The SEC to the Rescue
Maybe the Securities and Exchange Commission’s new motto should be better late than never.
The SEC, on Wednesday, reached a settlement with hedge fund advisory firm Hennessee Group over its role in the $300 million Bayou Group scandal. The SEC, in a civil administrative complaint, charged Hennessee with failing to perform adequate due diligence on Bayou before recommending the hedge fund to its investors. In settling, Hennessee, neither admitted nor denied any wronging, and coughed-up $814,000 in forfeited fees and penalties.
In fining Hennesse, the SEC says it’s sending a message that investment advisors “must make good on their promises or face the consequences of vigorous SEC enforcement action.”
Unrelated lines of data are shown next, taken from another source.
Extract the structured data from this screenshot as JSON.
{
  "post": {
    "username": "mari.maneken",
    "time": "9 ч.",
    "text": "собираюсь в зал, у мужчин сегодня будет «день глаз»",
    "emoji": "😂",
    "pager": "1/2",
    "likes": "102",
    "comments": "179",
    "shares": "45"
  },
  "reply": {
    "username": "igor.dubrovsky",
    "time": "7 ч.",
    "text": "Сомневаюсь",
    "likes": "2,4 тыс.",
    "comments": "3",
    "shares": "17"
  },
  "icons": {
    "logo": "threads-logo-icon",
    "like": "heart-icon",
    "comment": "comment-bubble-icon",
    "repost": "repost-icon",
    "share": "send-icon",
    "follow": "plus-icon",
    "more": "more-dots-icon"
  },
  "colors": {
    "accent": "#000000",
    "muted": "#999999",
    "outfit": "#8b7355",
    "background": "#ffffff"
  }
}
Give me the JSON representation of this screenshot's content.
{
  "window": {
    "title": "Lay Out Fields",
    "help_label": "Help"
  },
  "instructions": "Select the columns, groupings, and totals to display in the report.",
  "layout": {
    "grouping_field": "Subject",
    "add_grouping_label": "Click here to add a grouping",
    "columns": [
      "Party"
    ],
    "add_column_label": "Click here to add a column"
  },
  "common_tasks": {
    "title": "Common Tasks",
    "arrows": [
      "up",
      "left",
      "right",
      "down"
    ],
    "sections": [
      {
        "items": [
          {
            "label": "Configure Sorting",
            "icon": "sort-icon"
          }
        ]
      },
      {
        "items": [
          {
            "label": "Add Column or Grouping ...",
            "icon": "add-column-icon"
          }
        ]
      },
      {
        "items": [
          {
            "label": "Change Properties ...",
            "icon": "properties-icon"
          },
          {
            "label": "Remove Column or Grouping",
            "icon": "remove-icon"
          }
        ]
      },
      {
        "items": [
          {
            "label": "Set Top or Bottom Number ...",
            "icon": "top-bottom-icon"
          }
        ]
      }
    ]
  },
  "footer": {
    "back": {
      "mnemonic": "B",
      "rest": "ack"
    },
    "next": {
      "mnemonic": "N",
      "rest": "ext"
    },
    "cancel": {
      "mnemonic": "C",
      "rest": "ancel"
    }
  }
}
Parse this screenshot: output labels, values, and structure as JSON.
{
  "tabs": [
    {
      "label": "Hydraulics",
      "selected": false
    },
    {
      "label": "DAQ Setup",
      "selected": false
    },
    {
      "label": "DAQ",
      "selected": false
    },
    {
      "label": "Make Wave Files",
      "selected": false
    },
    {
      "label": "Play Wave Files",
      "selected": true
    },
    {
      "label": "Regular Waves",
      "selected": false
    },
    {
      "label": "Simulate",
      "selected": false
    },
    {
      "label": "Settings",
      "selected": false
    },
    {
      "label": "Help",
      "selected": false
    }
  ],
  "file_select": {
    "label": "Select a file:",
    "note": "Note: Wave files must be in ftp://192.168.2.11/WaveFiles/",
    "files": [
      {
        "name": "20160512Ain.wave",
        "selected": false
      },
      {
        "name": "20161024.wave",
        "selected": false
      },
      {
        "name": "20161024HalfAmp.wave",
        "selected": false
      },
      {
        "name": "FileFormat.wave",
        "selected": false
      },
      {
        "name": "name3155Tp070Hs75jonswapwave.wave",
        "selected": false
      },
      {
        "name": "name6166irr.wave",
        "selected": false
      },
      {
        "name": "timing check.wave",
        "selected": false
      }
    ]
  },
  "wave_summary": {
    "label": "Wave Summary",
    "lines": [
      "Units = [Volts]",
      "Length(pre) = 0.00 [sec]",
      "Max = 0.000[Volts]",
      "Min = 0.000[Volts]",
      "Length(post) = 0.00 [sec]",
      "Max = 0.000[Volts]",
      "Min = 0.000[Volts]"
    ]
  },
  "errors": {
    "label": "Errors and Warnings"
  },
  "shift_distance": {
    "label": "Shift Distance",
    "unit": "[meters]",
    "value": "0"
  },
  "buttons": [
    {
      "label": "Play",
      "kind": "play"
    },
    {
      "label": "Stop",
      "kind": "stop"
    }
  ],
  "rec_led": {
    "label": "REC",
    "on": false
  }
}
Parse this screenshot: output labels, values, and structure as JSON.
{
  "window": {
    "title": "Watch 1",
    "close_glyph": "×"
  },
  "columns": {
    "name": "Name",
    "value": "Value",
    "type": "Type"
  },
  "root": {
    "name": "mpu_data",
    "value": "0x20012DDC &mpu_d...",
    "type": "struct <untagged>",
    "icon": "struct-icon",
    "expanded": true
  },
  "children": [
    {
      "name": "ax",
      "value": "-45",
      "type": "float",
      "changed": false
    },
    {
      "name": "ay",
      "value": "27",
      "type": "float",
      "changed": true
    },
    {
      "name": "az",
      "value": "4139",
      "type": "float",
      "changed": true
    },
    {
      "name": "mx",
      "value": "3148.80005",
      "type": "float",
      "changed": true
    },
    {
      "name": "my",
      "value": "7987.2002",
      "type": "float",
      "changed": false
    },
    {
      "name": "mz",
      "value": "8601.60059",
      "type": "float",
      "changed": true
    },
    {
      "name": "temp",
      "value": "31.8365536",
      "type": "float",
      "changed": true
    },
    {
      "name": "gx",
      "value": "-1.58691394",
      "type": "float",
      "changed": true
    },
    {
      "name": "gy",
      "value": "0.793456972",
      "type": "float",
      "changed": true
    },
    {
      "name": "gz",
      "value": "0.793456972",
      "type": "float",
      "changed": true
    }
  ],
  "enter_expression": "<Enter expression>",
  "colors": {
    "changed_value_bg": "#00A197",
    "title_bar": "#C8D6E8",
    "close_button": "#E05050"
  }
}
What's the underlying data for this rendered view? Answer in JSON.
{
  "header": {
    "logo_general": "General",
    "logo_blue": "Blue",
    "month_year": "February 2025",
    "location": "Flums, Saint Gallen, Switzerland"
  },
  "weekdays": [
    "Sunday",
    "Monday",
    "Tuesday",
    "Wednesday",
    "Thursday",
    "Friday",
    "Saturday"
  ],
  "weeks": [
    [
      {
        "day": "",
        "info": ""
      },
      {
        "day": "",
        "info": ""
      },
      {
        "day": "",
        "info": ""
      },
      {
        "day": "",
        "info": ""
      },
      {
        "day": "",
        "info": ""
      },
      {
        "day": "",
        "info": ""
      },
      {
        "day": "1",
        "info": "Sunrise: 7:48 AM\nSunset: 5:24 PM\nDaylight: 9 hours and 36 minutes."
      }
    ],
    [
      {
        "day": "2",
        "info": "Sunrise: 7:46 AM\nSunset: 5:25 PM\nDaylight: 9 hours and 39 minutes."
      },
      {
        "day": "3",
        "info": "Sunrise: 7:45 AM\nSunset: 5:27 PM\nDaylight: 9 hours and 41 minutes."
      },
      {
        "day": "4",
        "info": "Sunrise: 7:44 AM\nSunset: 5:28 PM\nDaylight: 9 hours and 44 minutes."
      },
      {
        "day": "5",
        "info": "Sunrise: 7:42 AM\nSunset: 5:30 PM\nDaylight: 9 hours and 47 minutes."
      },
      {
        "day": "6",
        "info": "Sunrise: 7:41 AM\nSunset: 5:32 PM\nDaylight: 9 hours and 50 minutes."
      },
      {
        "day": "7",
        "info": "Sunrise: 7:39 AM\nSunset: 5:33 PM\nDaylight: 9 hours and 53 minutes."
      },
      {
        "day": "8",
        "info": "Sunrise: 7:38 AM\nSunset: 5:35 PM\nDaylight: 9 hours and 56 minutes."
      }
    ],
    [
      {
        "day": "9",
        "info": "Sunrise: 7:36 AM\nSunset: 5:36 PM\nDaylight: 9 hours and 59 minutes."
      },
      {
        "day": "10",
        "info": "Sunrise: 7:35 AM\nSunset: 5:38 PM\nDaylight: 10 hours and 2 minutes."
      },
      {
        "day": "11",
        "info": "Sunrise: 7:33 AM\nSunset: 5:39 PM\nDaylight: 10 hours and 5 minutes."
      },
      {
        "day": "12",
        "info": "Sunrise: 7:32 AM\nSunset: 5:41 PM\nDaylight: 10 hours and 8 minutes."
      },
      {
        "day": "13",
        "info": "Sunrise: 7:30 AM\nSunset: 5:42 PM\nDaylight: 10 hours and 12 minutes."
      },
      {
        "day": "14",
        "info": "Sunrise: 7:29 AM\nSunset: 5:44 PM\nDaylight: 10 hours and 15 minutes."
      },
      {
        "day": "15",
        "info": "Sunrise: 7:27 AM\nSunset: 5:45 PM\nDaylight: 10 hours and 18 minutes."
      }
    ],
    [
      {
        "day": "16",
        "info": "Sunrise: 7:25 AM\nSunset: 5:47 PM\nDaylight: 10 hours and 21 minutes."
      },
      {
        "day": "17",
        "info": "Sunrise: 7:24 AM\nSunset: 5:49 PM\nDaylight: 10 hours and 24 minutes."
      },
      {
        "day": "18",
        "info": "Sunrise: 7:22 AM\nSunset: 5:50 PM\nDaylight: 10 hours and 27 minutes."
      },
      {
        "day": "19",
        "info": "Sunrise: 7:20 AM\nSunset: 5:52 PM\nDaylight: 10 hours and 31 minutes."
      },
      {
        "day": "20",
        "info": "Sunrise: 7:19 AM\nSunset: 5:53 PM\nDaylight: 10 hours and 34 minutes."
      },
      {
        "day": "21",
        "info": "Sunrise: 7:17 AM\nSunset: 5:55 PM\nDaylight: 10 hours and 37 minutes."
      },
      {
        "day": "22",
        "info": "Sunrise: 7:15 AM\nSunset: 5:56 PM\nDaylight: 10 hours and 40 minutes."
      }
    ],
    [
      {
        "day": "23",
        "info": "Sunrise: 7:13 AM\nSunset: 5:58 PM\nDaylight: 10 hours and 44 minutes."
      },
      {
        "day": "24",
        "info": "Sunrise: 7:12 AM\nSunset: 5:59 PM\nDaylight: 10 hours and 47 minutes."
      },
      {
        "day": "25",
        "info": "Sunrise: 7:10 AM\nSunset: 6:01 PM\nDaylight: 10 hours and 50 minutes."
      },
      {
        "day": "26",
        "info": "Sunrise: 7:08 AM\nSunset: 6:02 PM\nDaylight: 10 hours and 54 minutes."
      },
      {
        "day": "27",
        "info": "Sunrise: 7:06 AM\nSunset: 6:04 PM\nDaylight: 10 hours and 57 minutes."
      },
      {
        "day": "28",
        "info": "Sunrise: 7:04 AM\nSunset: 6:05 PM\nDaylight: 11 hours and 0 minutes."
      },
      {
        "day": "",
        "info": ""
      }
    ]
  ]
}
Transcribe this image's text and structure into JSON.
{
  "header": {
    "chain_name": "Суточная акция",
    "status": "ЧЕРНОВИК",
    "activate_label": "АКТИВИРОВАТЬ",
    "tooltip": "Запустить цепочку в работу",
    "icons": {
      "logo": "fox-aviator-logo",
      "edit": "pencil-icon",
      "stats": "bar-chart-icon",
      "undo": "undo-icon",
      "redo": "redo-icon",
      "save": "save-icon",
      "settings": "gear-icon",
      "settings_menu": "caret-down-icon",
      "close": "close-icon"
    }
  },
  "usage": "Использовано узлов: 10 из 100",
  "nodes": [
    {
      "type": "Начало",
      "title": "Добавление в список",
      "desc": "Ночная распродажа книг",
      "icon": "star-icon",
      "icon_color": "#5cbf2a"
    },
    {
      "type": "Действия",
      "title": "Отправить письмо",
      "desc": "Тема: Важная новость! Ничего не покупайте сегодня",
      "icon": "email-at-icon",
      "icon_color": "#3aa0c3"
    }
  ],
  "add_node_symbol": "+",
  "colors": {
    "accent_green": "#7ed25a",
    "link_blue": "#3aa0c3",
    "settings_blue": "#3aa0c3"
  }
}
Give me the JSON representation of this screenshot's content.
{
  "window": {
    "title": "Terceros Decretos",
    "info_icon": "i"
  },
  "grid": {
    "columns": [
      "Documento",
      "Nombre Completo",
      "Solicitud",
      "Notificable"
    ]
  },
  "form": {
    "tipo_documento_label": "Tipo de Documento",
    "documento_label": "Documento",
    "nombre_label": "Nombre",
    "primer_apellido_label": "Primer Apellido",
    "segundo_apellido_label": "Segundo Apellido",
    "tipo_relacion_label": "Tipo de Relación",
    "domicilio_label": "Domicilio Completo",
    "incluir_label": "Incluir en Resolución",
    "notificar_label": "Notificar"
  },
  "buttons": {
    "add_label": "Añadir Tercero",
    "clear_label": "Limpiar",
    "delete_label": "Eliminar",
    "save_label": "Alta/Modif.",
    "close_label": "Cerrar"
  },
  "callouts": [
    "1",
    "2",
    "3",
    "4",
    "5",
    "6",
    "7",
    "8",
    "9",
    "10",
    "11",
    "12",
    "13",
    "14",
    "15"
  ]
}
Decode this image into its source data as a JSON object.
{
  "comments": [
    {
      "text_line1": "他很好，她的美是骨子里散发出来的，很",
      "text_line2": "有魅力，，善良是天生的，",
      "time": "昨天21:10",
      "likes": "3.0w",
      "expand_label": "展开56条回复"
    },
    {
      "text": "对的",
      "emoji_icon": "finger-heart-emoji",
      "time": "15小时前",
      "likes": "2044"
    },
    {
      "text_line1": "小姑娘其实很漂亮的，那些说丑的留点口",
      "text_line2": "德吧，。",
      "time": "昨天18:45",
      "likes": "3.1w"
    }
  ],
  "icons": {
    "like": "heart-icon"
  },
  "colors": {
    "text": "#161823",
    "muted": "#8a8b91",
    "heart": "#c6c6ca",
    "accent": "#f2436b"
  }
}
Now that’s a fine message for the SEC to be sending, but the trouble is the Bayou scam unraveled nearly four years ago. In fact, last month, Bayou’s founder Samuel Israel III pleaded guilty in federal court to charges he took flight last summer to avoid serving a lenghty prison sentence for his role in the hedge fund swindle.
One can only wonder if the SEC had acted faster in the Bayou case might it have had some impact on the giant feeders funds that funneled money to Bernard Madoff. The Madoff feeder funds say they did nothing wrong and didn’t know about the enormous Ponzi scheme Madoff was running.
But if hedge fund advisors knew the SEC was scrutinizing their actions, it might have caused some of those firms to dig deeper into Madoff’s business practices.